Work instructions:
Go through the data and copy each line where the string "edificio" appears.

Materials provided:
---

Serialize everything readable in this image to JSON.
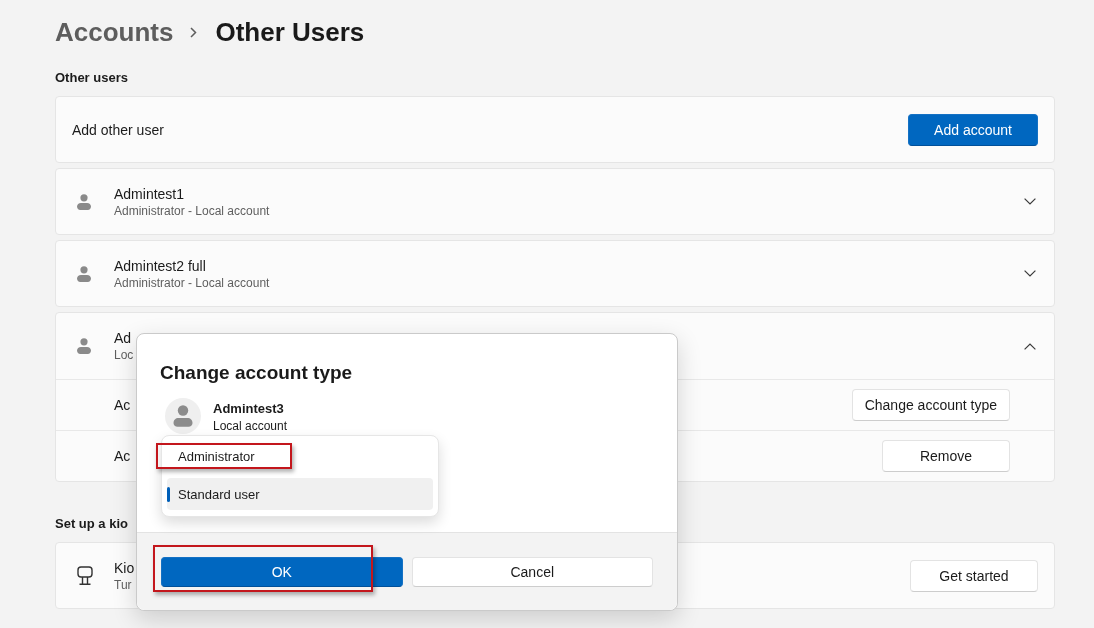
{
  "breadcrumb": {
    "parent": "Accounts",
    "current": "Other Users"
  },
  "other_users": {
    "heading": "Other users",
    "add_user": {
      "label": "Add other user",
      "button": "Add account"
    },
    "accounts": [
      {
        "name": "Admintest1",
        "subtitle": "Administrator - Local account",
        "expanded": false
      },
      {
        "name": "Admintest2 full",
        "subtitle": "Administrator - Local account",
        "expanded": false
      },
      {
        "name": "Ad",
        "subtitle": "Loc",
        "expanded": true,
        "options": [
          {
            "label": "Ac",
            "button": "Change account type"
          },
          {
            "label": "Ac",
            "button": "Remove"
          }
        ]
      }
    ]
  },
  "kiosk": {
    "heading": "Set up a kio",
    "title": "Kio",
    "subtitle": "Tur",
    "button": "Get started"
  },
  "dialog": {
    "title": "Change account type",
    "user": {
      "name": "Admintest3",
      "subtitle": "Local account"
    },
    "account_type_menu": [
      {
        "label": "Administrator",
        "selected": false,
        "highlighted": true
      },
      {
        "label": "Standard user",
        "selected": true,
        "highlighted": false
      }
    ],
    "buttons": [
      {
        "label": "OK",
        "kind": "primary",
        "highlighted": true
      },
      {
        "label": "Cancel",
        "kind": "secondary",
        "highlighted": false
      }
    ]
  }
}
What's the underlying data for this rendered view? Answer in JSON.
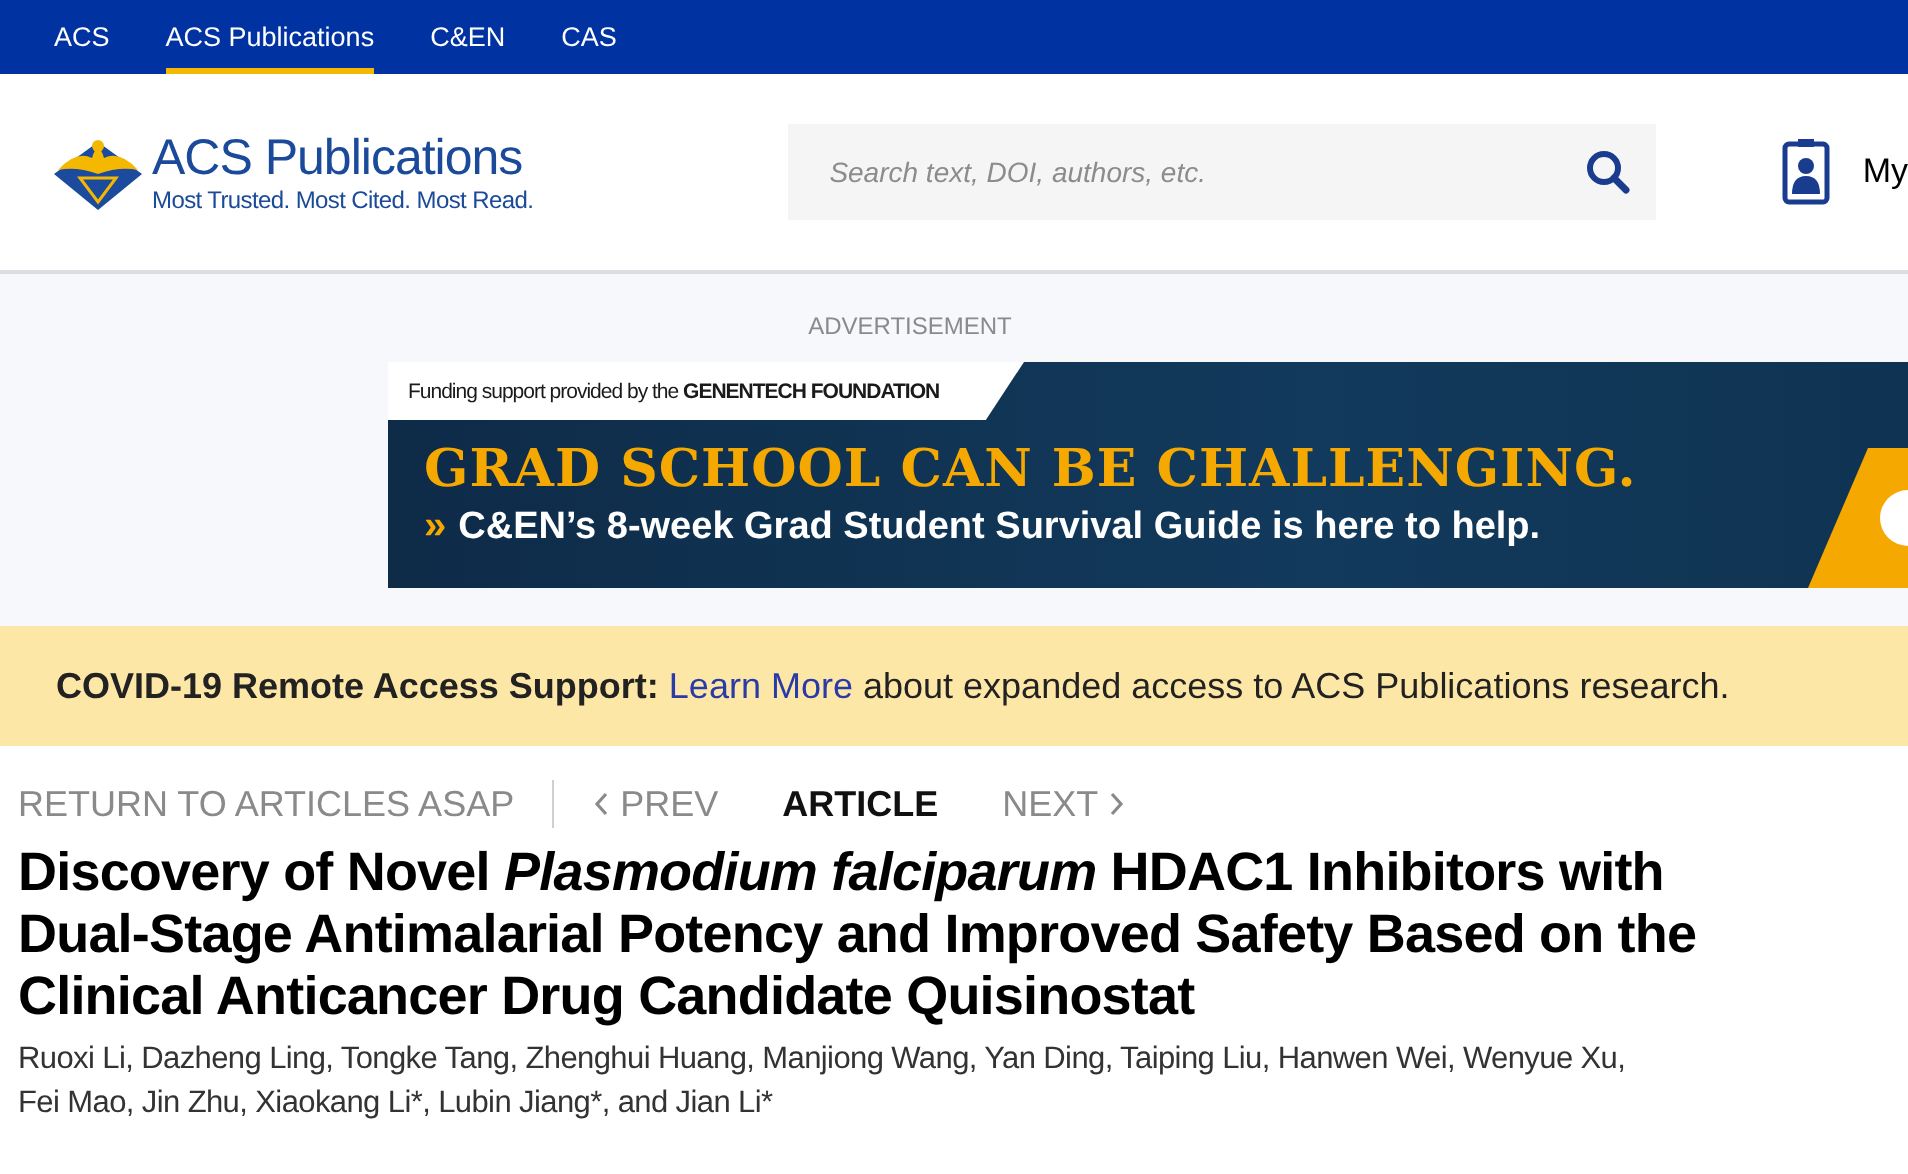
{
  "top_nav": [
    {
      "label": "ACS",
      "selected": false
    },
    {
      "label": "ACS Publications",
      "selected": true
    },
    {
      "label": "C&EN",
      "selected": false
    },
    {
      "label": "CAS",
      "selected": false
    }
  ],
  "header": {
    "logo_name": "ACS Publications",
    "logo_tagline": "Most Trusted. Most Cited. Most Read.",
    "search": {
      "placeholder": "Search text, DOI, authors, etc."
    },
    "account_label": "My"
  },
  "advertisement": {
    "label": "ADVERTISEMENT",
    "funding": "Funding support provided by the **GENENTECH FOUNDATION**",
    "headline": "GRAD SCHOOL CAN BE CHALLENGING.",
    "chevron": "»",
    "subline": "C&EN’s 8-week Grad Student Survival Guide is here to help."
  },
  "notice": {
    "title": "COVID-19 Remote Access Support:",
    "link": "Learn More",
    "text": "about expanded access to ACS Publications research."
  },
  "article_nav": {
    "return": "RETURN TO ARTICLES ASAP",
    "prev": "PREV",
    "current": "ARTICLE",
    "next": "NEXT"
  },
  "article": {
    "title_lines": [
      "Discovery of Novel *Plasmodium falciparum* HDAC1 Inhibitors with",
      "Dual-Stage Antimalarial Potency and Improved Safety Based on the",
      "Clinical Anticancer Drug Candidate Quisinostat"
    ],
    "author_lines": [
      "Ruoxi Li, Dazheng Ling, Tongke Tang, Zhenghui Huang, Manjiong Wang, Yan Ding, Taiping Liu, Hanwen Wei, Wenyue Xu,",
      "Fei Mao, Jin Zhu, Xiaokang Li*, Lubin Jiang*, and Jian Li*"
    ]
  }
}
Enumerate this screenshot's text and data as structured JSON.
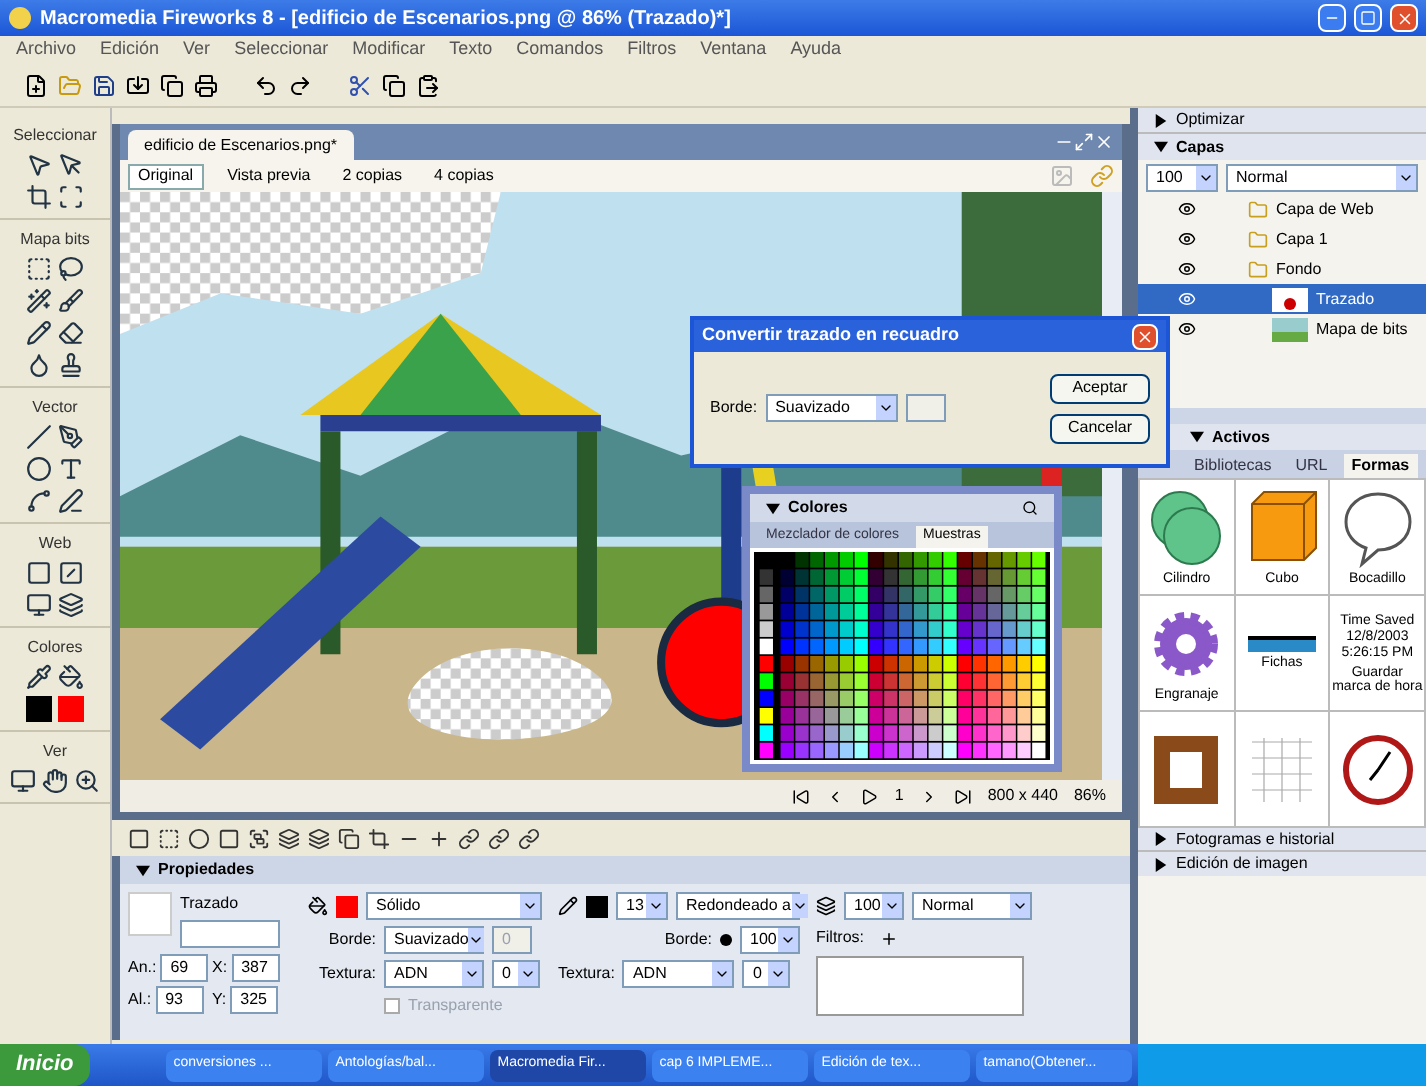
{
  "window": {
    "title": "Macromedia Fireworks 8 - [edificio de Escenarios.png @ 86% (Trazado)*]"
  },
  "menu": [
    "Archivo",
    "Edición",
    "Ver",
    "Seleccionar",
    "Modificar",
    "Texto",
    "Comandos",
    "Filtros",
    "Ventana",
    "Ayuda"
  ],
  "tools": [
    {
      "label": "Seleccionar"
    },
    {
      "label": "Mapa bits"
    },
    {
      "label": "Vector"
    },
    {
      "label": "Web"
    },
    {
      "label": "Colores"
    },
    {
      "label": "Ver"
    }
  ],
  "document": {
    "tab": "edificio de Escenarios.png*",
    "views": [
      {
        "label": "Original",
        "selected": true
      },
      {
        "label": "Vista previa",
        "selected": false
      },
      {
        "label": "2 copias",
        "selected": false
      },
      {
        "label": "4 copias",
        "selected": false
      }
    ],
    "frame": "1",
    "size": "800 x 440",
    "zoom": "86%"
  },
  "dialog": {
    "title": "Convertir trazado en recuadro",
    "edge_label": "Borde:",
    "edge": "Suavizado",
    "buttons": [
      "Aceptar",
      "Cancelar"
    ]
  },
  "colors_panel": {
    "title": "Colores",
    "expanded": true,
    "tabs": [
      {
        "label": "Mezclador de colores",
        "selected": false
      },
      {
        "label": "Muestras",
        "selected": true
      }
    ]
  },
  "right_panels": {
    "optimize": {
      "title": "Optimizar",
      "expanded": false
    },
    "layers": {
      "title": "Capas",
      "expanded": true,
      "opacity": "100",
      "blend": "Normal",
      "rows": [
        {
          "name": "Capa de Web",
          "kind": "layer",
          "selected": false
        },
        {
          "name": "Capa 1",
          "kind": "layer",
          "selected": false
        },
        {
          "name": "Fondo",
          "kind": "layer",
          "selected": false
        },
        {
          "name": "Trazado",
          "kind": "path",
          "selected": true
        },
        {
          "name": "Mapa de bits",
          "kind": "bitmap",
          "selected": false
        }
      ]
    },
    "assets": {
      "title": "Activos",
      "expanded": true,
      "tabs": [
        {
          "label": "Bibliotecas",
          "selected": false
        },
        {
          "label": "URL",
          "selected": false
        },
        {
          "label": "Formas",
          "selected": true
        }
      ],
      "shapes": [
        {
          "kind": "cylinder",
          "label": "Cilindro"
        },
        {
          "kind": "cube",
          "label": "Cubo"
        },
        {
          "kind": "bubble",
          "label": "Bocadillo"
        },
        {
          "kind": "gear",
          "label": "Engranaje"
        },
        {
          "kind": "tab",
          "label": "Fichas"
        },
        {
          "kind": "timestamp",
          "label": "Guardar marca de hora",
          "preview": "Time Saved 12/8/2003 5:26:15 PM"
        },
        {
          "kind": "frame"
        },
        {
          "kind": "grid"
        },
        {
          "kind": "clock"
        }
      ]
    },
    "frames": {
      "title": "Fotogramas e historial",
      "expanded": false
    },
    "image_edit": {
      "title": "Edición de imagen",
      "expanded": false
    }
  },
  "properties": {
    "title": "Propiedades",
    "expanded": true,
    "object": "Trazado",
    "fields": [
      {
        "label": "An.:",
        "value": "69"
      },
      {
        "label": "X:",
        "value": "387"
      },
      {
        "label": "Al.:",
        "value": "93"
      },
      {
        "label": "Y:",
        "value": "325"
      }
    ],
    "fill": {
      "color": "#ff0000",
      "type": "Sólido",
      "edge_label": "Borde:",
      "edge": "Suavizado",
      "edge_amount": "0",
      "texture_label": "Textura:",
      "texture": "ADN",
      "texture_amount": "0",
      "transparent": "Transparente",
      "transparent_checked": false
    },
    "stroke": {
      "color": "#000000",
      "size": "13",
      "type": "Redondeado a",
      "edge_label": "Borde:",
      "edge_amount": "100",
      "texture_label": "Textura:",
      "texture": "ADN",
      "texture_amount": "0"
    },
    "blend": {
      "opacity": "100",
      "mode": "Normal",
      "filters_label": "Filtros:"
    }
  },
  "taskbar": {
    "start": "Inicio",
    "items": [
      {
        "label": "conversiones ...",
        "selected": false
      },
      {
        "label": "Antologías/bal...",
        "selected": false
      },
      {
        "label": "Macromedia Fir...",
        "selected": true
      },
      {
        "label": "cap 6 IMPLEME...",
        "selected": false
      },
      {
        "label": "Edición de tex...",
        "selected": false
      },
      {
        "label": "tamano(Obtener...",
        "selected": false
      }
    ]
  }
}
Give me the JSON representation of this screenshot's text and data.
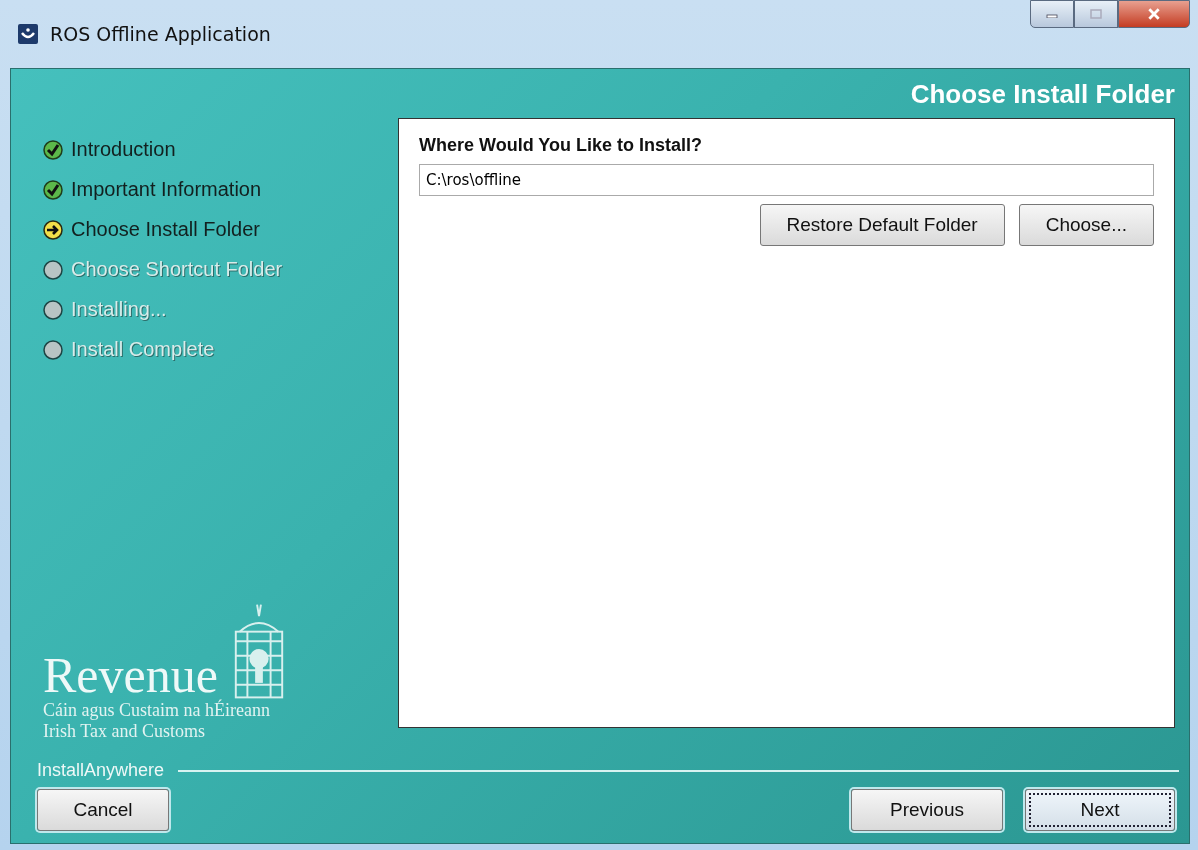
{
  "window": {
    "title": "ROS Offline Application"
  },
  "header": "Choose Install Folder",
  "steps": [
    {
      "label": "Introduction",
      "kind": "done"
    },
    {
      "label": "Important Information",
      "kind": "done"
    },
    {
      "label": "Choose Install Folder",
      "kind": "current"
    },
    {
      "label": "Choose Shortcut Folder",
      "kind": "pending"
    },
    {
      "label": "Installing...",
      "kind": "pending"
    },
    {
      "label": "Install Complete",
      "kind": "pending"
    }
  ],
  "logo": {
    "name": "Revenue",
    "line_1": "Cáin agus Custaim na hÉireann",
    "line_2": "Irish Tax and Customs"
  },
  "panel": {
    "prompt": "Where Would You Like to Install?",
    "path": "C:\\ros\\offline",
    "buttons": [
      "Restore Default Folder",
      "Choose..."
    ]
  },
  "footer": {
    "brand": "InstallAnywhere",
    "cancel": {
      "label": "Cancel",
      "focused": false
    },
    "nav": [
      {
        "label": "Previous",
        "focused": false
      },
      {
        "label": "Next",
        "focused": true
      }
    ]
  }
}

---

Solved exercise:
    "title": "Macromedia Fireworks 8 - [edificio de Escenarios.png @ 86% (Trazado)*]"
    "tab": "edificio de Escenarios.png*",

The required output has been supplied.